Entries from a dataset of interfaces
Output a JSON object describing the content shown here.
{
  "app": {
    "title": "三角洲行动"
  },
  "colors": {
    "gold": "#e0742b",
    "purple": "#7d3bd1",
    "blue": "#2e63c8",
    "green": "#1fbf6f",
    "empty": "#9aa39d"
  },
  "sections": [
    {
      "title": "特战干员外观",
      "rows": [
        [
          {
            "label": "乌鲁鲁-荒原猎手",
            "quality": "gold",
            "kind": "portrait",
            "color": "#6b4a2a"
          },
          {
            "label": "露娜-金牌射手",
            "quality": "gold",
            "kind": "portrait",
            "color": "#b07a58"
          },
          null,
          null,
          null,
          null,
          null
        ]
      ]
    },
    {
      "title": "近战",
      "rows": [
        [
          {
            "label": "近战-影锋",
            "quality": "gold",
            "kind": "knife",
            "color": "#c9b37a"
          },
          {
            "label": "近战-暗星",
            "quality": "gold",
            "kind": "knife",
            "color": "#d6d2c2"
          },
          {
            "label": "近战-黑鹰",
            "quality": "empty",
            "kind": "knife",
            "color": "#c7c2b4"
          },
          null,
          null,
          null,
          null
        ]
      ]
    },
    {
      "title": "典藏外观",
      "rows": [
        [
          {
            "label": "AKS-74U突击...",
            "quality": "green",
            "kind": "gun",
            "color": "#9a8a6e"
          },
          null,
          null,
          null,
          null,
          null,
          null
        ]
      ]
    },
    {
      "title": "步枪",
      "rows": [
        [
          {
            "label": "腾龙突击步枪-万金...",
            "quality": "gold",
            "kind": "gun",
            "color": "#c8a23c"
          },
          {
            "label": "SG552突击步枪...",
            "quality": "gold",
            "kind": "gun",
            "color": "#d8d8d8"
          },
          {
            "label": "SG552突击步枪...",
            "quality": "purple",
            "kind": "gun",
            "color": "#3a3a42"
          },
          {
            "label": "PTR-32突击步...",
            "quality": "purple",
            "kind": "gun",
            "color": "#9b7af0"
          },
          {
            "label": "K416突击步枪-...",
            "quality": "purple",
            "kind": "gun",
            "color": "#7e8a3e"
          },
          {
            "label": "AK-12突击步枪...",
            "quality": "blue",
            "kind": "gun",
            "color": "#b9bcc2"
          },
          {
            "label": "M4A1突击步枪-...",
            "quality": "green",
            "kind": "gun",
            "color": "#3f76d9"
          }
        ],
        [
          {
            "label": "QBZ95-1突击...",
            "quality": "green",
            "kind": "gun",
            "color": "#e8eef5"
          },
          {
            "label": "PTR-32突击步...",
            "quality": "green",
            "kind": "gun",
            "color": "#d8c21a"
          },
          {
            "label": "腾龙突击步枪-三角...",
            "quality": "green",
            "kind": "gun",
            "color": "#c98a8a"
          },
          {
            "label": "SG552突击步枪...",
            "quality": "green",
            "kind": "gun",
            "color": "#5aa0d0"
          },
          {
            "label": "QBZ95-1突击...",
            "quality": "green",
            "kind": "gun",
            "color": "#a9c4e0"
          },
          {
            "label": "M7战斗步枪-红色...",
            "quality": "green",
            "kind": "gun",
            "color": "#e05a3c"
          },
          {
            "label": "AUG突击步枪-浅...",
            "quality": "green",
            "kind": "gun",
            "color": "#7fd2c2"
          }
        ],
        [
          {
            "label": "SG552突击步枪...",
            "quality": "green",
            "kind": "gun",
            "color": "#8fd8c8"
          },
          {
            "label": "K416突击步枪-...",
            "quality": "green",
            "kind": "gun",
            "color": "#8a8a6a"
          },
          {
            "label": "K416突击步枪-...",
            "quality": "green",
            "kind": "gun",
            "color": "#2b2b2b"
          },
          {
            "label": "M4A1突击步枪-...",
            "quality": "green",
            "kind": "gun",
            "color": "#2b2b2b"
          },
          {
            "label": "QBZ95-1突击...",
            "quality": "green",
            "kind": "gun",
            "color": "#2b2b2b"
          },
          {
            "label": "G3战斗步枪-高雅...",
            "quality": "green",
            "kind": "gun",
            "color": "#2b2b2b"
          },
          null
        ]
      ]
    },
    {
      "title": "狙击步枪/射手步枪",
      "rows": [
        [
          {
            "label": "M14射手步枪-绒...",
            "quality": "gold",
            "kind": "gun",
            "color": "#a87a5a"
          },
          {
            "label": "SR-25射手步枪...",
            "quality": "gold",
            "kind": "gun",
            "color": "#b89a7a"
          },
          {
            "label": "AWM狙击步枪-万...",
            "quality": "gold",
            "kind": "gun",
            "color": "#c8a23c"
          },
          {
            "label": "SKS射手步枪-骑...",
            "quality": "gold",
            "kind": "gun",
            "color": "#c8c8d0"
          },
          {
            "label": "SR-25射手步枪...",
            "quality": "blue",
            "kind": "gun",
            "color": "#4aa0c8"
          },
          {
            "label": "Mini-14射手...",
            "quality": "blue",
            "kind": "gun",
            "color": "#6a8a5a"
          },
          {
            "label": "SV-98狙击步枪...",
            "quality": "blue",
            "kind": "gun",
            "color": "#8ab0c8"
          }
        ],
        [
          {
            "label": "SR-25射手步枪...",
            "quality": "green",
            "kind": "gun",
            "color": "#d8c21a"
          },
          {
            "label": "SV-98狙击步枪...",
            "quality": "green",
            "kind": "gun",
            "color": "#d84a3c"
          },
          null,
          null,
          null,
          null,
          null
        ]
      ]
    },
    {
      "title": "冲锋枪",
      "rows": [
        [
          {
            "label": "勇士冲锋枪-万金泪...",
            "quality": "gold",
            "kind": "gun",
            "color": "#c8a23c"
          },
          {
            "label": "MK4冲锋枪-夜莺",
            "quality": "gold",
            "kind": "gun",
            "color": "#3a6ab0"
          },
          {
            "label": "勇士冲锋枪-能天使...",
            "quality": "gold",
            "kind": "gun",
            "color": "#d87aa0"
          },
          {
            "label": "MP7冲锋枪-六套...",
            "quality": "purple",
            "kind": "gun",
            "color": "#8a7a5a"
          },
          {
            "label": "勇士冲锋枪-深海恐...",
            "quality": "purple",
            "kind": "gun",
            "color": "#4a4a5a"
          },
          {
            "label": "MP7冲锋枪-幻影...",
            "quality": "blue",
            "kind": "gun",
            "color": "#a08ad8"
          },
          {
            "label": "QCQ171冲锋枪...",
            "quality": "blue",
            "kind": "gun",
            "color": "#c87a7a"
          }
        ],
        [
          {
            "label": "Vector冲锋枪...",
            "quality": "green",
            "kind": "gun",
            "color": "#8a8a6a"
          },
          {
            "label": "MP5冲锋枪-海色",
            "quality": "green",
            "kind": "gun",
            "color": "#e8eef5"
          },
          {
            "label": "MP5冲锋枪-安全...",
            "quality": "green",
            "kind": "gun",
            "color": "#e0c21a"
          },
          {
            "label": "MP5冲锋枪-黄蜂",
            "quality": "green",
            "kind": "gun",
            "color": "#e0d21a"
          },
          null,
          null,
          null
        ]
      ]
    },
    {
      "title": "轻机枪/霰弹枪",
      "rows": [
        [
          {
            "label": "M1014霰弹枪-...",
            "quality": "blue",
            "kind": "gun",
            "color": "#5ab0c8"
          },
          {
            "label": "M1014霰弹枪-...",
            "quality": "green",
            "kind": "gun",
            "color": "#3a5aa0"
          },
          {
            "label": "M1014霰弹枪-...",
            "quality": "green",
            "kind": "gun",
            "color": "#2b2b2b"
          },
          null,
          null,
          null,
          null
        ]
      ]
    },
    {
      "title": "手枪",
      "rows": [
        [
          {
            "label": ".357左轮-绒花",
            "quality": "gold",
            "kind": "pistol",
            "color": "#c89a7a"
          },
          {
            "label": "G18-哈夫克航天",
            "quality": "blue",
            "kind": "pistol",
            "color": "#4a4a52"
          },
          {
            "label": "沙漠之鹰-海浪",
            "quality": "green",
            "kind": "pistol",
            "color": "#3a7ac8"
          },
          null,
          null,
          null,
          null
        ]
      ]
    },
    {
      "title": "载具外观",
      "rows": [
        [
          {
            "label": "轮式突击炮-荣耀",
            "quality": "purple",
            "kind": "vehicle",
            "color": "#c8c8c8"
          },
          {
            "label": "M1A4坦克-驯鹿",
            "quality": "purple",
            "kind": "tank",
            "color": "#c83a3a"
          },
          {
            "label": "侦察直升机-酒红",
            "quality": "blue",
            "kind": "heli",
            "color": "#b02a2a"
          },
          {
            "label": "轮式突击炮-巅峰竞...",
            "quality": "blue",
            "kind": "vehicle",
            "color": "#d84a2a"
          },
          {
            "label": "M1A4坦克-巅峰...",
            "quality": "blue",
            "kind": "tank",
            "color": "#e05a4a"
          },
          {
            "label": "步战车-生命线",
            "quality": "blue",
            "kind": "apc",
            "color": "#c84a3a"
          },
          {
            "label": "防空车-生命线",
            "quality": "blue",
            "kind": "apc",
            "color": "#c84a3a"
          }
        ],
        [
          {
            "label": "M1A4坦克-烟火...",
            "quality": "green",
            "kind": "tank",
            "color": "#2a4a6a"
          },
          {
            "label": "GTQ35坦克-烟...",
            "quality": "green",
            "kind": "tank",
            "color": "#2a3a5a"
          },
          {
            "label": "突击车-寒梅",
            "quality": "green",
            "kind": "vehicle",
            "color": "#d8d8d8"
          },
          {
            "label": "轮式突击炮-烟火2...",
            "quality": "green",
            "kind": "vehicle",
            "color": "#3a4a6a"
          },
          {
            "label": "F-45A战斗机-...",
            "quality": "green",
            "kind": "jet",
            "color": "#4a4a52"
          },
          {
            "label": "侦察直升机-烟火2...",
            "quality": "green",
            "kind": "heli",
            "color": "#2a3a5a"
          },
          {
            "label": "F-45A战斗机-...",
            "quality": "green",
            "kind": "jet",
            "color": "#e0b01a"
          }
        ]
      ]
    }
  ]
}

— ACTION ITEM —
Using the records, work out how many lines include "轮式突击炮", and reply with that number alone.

— THE COMPLETED TASK —
3